Professor Mark de Rond of Cambridge Judge Business School, spent three years in a paedophile hunting team – here’s what he learned.
By Professor Mark de Rond
By the time you finish reading this article, at least one new case of child sexual abuse will have been reported. In the US, a child is sexually assaulted every nine minutes. In the UK, this figure is closer to one every seven minutes. The sexual abuse of children is a horrifying and widespread problem that police admit they cannot arrest their way out of.
High-profile cases of systemic child sexual abuse – Jimmy Savile, Jeffrey Epstein, Larry Nassar, cardinals, bishops and priests – have placed the threat front of mind and led members of the public to take matters into their own hands. Social media has given them the means to do so effectively.
Pretending to be children online, hunters wait for predators to initiate sexual communications. When predators ignore reminders that they are talking to ‘children’, hunters expose them in livestreamed stings, once they have sufficient evidence of grooming. Several cases have shown that talking to decoys as though they were a real child can be grounds enough for sentencing.

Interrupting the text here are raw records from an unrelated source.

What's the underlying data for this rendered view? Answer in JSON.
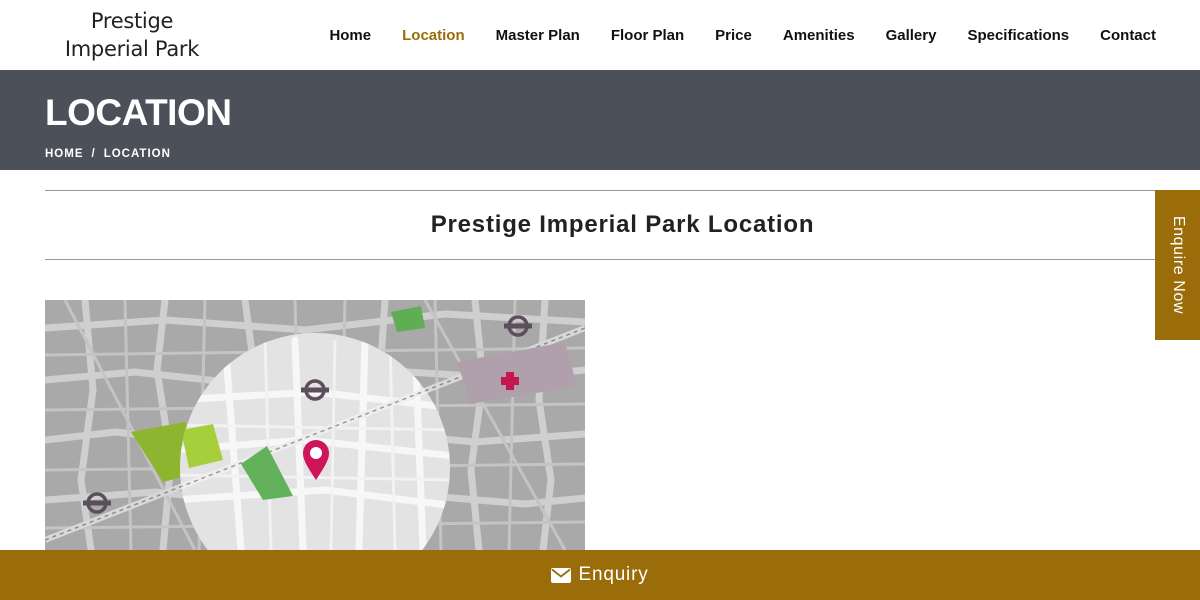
{
  "logo": {
    "line1": "Prestige",
    "line2": "Imperial Park"
  },
  "nav": {
    "items": [
      {
        "label": "Home",
        "active": false
      },
      {
        "label": "Location",
        "active": true
      },
      {
        "label": "Master Plan",
        "active": false
      },
      {
        "label": "Floor Plan",
        "active": false
      },
      {
        "label": "Price",
        "active": false
      },
      {
        "label": "Amenities",
        "active": false
      },
      {
        "label": "Gallery",
        "active": false
      },
      {
        "label": "Specifications",
        "active": false
      },
      {
        "label": "Contact",
        "active": false
      }
    ]
  },
  "banner": {
    "title": "LOCATION",
    "breadcrumb": [
      "HOME",
      "LOCATION"
    ],
    "separator": "/"
  },
  "section": {
    "title": "Prestige Imperial Park Location"
  },
  "map": {
    "icons": [
      "location-pin-icon",
      "metro-icon",
      "hospital-icon"
    ]
  },
  "side_tab": {
    "label": "Enquire Now"
  },
  "bottom_bar": {
    "label": "Enquiry",
    "icon": "envelope-icon"
  },
  "colors": {
    "accent": "#9a6c0a",
    "banner": "#4b5059",
    "pin": "#d0145a"
  }
}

These stings take place in public (where a predator has asked a child to meet him in a park or shopping mall) or at the predator’s home. In the UK alone, over 150 hunting teams were collectively responsible for 1,148 confrontations with suspected paedophiles in 2021. Their evidence helped secure prosecutions in hundreds of cases.

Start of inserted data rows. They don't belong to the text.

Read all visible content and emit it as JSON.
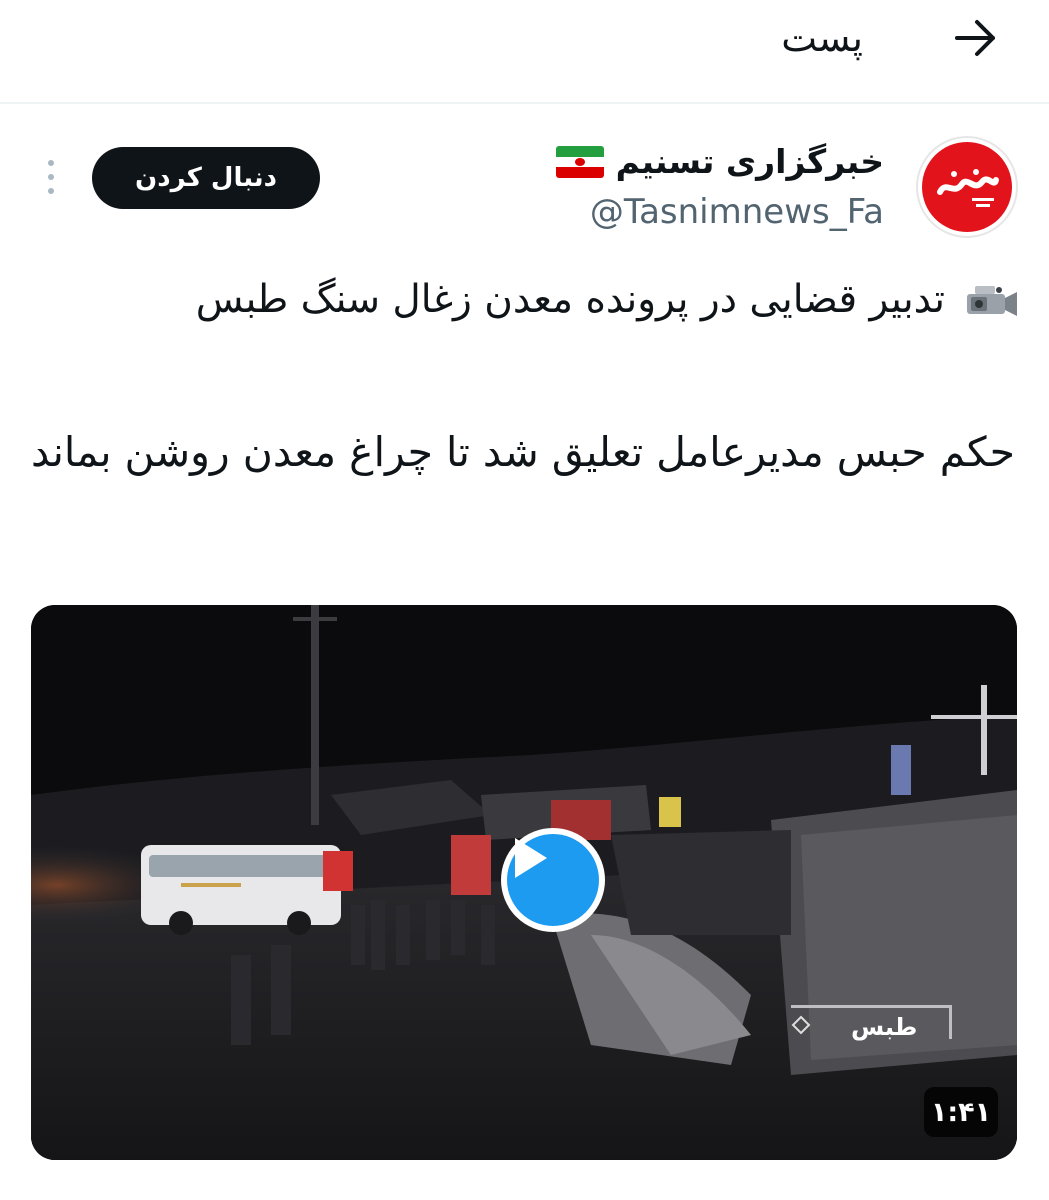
{
  "header": {
    "title": "پست"
  },
  "author": {
    "display_name": "خبرگزاری تسنیم",
    "handle": "@Tasnimnews_Fa",
    "follow_label": "دنبال کردن"
  },
  "tweet": {
    "headline": "تدبیر قضایی در پرونده معدن زغال سنگ طبس",
    "body": "حکم حبس مدیرعامل تعلیق شد تا چراغ معدن روشن بماند"
  },
  "video": {
    "duration": "۱:۴۱",
    "location_label": "طبس"
  },
  "colors": {
    "accent": "#1d9bf0",
    "follow_bg": "#0f1419",
    "handle": "#536471",
    "avatar_red": "#e3131c"
  },
  "icons": {
    "back": "arrow-right-icon",
    "more": "more-vertical-icon",
    "camera": "video-camera-icon",
    "play": "play-icon",
    "flag": "iran-flag-icon"
  }
}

Cambridge Judge Professor Mark De Rond spent three years embedded with one of the UK’s most prolific hunting teams. An analysis of 356,799 words of private, online team chats during this period, and 831 pages of field notes and interviews, offers unique insights into what it’s like to hunt another human being.

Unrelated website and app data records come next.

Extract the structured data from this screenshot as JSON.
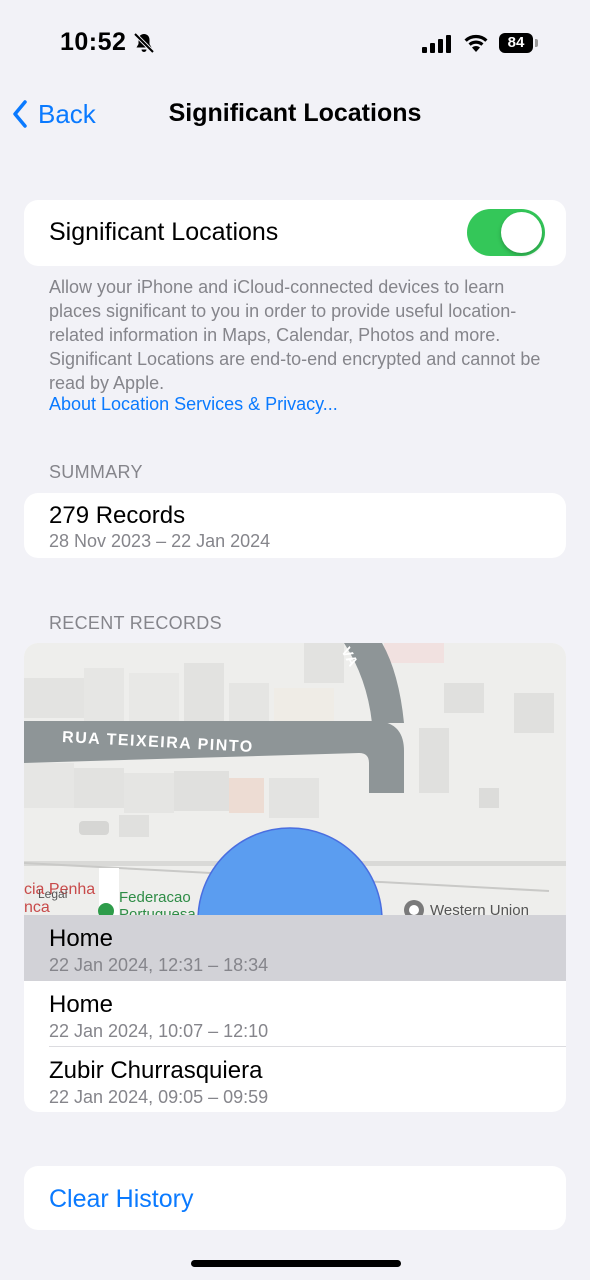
{
  "status_bar": {
    "time": "10:52",
    "battery": "84"
  },
  "nav": {
    "back_label": "Back",
    "title": "Significant Locations"
  },
  "toggle": {
    "label": "Significant Locations",
    "on": true,
    "color": "#34c759"
  },
  "footer": {
    "text": "Allow your iPhone and iCloud-connected devices to learn places significant to you in order to provide useful location-related information in Maps, Calendar, Photos and more. Significant Locations are end-to-end encrypted and cannot be read by Apple.",
    "link": "About Location Services & Privacy..."
  },
  "summary": {
    "header": "SUMMARY",
    "title": "279 Records",
    "range": "28 Nov 2023 – 22 Jan 2024"
  },
  "recent": {
    "header": "RECENT RECORDS",
    "map": {
      "street_label": "RUA TEIXEIRA PINTO",
      "poi_left": "cia Penha",
      "poi_left_2": "nca",
      "poi_legal": "Legal",
      "poi_green": "Federacao",
      "poi_green_2": "Portuguesa",
      "poi_right": "Western Union",
      "street_top": "VA"
    },
    "records": [
      {
        "title": "Home",
        "time": "22 Jan 2024, 12:31 – 18:34",
        "selected": true
      },
      {
        "title": "Home",
        "time": "22 Jan 2024, 10:07 – 12:10",
        "selected": false
      },
      {
        "title": "Zubir Churrasquiera",
        "time": "22 Jan 2024, 09:05 – 09:59",
        "selected": false
      }
    ]
  },
  "clear_history_label": "Clear History",
  "colors": {
    "accent": "#0a7aff",
    "region": "#5b9df0"
  }
}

For many involved in these groups, there’s the thrill of the chase. But some also found a deep sense of purpose in confronting a moral pandemic. Many hunters themselves have experienced abuse, and this colours how they view their hunting activities. “So many in this community have been deeply affected by these scum”, one said. “If I can save one child from seeing the world through a survivor’s life then I am blessed”, another added.
Hunters spend nearly as much time judging each other’s stings as they do baiting predators. They do so to reaffirm the purity of their motive – to keep children safe – compared to other teams they accuse of hunting purely for entertainment by poking fun at predators or being physically or verbally abusive.
Still, almost all teams value viewing figures and having an audience. As one explained: “The two we did this weekend have some great exposure: a quarter of a million and 200,000 [viewers].”
The hero’s journey
The way paedophile hunters talk about their work follows a narrative akin to the hero’s journey found in tales like Batman. A selfless hero saves his community from an evil threat, when formal institutions (police, politicians) fail to do so. Having restored the moral order, the superhero recedes into obscurity.
Hunters refer to sexual predators as ‘monsters’ and ‘vile beasts’ that prey on the innocent. They constantly remind each other to ‘keep safe’ during stings, even as hunters outnumber predators four or more to one.
This attitude offers a logic and a moral justification for what hunters do. Believing that “police should be grateful we are doing their job for them”, they position themselves as society’s last line of defence.
These characters feed off each other: the more impotent the police or parents are perceived to be, the more vulnerable the child, the more beastly the monster, the more heroic the hunter.
Relationship with police
While police broadly welcome citizen involvement in fighting crime, they think hunters unhelpful, even given the role of the evidence they collect. The police accuse hunters of acting on insufficiently robust evidence and jeopardising ongoing investigations. They also say hunters fail to safeguard suspects with learning difficulties who may prove difficult to prosecute, nor do they take sufficient action to protect suspects and their families from reprisals by neighbours and psychological injury.
It can be difficult to understand why hunting teams persist with live streaming stings when less harmful alternatives are easily available. They could, for example, simply hand any evidence to police, upload sting footage only after convictions are secured in court or avoid filming the target’s face to not reveal his identity online.
Since predators are typically released on bail following arrest, hunters argue that live streaming alerts the public of a predator in their midst. Parents deserve to know “there’s a nonce roaming the neighbourhood”, they reason.
Professor Mark De Rond says that his experience suggests that hunters persist with live streaming stings not because they are not aware of less harmful alternatives, but because it is the apotheosis of their quest. The sting is the final battle between good and evil that tests the character of a hunter and must be played out before a live audience – any subsequent convictions in court are, for some teams, neither here nor there. What police presume is a means to an end is, for hunters as heroes, an end itself.
This article originally appeared in The Conversation.